News of Interest

News of Interest

| by NCCD
Assistant Commissioner Joe Vignati of the Georgia Department of Juvenile Justice acknowledged NCCD for its help in moving forward his state’s juvenile justice reform at a hearing before the US House Judiciary Committee. During his June 22 testimony, Vignati urged the use of validated risk…
| by NCCD
NCCD is pleased to announce Dr. Angie Wolf as its new chief program officer. Dr. Wolf most recently served as NCCD’s director of justice strategies. She holds a doctorate from Michigan State University and has been with NCCD since 2001…
| by Jeremy Loudenback | The Chronicle of Social Change
By sharing Jerome Dixon’s personal story, this article by The Chronicle of Social Change provides context for a California state senate bill set for a vote next week. If passed, the…
| by NCCD
The Juvenile Detention Alternatives Initiative (JDAI), funded by the Annie E. Casey Foundation, has published JDAI at 25. The report collects insights from annual reports from JDAI sites across the nation for the…
| by NCCD
The United States Department of Justice's Elder Justice Initiative (EJI) is a resource for learning how to identify elder abuse and find help for elders who are experiencing abuse. Included on their site is a series of webinars that provide important information for law enforcement, victim…
| by Marjorie Hernandez | Ventura County Star
Data and analysis from an NCCD report on the Ventura County [California] Juvenile Justice Plan will provide a blueprint for the county moving forward, according to Mark Varela, the county’s chief probation officer. The recent NCCD report shows a 58% drop in juvenile arrests from 2008 to 2014 in…
| by Jesse McKinley | The New York Times
New York Governor Andrew Cuomo signed the state’s “Raise the Age” law on Monday, making it likely that most arrested New York youth ages 16 and 17 will be sent to Family Court rather than Criminal Court. While the initiative was praised widely, the celebration of protection for juveniles was dampened somewhat by the fact that New York was one of only two remaining US states to consider 16- and 17-year-olds as adults in the criminal justice system.
| by Mary Hudetz | Arizona Daily Sun
CJ Project reporter Mary Hudetz reports on Navajo Nation policer officer Houston James Largo, whose shooting death at the edge of the largest American Indian reservation in the United States is a tragic consequence of a tribal police department stretched thin. The Navajo Nation covers 27,000…
| by Mary Hudetz | CJ Project

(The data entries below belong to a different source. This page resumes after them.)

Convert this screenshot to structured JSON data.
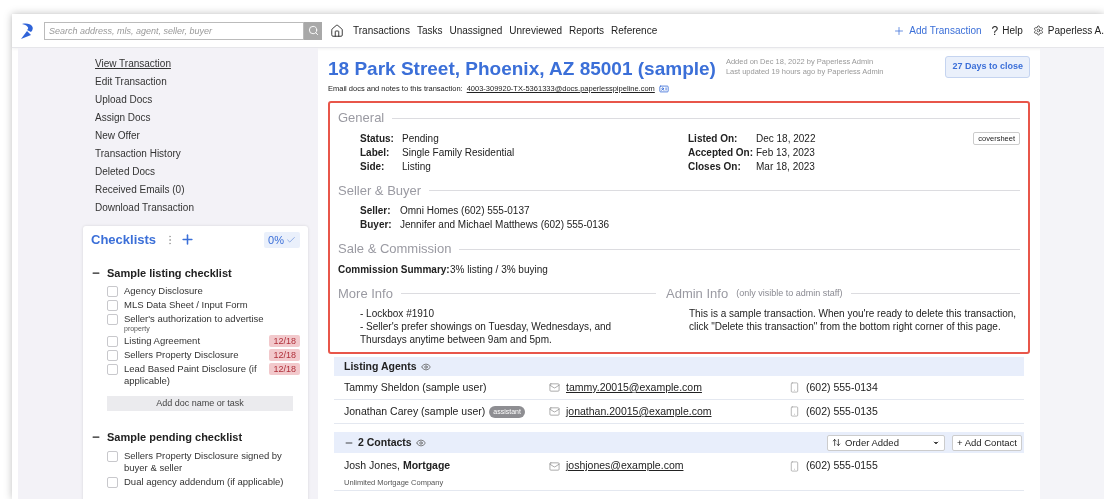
{
  "nav": {
    "search_placeholder": "Search address, mls, agent, seller, buyer",
    "links": [
      "Transactions",
      "Tasks",
      "Unassigned",
      "Unreviewed",
      "Reports",
      "Reference"
    ],
    "add_transaction": "Add Transaction",
    "help_icon": "?",
    "help": "Help",
    "user": "Paperless A."
  },
  "sidebar": {
    "menu": [
      {
        "label": "View Transaction",
        "selected": true
      },
      {
        "label": "Edit Transaction",
        "selected": false
      },
      {
        "label": "Upload Docs",
        "selected": false
      },
      {
        "label": "Assign Docs",
        "selected": false
      },
      {
        "label": "New Offer",
        "selected": false
      },
      {
        "label": "Transaction History",
        "selected": false
      },
      {
        "label": "Deleted Docs",
        "selected": false
      },
      {
        "label": "Received Emails (0)",
        "selected": false
      },
      {
        "label": "Download Transaction",
        "selected": false
      }
    ],
    "checklists": {
      "title": "Checklists",
      "percent": "0%",
      "groups": [
        {
          "title": "Sample listing checklist",
          "expanded": true,
          "add_button": "Add doc name or task",
          "items": [
            {
              "label": "Agency Disclosure",
              "checked": false
            },
            {
              "label": "MLS Data Sheet / Input Form",
              "checked": false
            },
            {
              "label": "Seller's authorization to advertise",
              "note": "property",
              "checked": false
            },
            {
              "label": "Listing Agreement",
              "checked": false,
              "due": "12/18"
            },
            {
              "label": "Sellers Property Disclosure",
              "checked": false,
              "due": "12/18"
            },
            {
              "label": "Lead Based Paint Disclosure (if applicable)",
              "checked": false,
              "due": "12/18"
            }
          ]
        },
        {
          "title": "Sample pending checklist",
          "expanded": true,
          "items": [
            {
              "label": "Sellers Property Disclosure signed by buyer & seller",
              "checked": false
            },
            {
              "label": "Dual agency addendum (if applicable)",
              "checked": false
            }
          ]
        }
      ]
    }
  },
  "header": {
    "title": "18 Park Street, Phoenix, AZ 85001 (sample)",
    "added": "Added on Dec 18, 2022 by Paperless Admin",
    "updated": "Last updated 19 hours ago by Paperless Admin",
    "email_label": "Email docs and notes to this transaction:",
    "email": "4003-309920-TX-5361333@docs.paperlesspipeline.com",
    "days_badge": "27 Days to close"
  },
  "details": {
    "general": {
      "title": "General",
      "coversheet": "coversheet",
      "left": [
        {
          "label": "Status:",
          "value": "Pending"
        },
        {
          "label": "Label:",
          "value": "Single Family Residential"
        },
        {
          "label": "Side:",
          "value": "Listing"
        }
      ],
      "right": [
        {
          "label": "Listed On:",
          "value": "Dec 18, 2022"
        },
        {
          "label": "Accepted On:",
          "value": "Feb 13, 2023"
        },
        {
          "label": "Closes On:",
          "value": "Mar 18, 2023"
        }
      ]
    },
    "seller_buyer": {
      "title": "Seller & Buyer",
      "fields": [
        {
          "label": "Seller:",
          "value": "Omni Homes (602) 555-0137"
        },
        {
          "label": "Buyer:",
          "value": "Jennifer and Michael Matthews (602) 555-0136"
        }
      ]
    },
    "sale_commission": {
      "title": "Sale & Commission",
      "fields": [
        {
          "label": "Commission Summary:",
          "value": "3% listing / 3% buying"
        }
      ]
    },
    "more_info": {
      "title": "More Info",
      "lines": [
        "- Lockbox #1910",
        "- Seller's prefer showings on Tuesday, Wednesdays, and Thursdays anytime between 9am and 5pm."
      ]
    },
    "admin_info": {
      "title": "Admin Info",
      "note": "(only visible to admin staff)",
      "text": "This is a sample transaction. When you're ready to delete this transaction, click \"Delete this transaction\" from the bottom right corner of this page."
    }
  },
  "listing_agents": {
    "title": "Listing Agents",
    "rows": [
      {
        "name": "Tammy Sheldon (sample user)",
        "email": "tammy.20015@example.com",
        "phone": "(602) 555-0134"
      },
      {
        "name": "Jonathan Carey (sample user)",
        "tag": "assistant",
        "email": "jonathan.20015@example.com",
        "phone": "(602) 555-0135"
      }
    ]
  },
  "contacts": {
    "title": "2 Contacts",
    "expanded": true,
    "sort": "Order Added",
    "add_button": "+ Add Contact",
    "rows": [
      {
        "name": "Josh Jones, **Mortgage**",
        "company": "Unlimited Mortgage Company",
        "email": "joshjones@example.com",
        "phone": "(602) 555-0155"
      }
    ]
  }
}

The CJ Project yielded its first article March 6 with the publication of a report by Mary Hudetz outlining the treatment of incarcerated individuals with mental illness while in solitary confinement in New Mexico. Multiple individuals have successfully sued the state over the conditions of their…
| by Eli Hager | The Marshall Project
In 28 US states, a parent can be billed for his or her child’s incarceration. An article by Eli Hager at The Marshall Project outlines this practice and questions its effectiveness. He examines both its dubious cost benefit for agencies and its effects on vulnerable families. To read the article…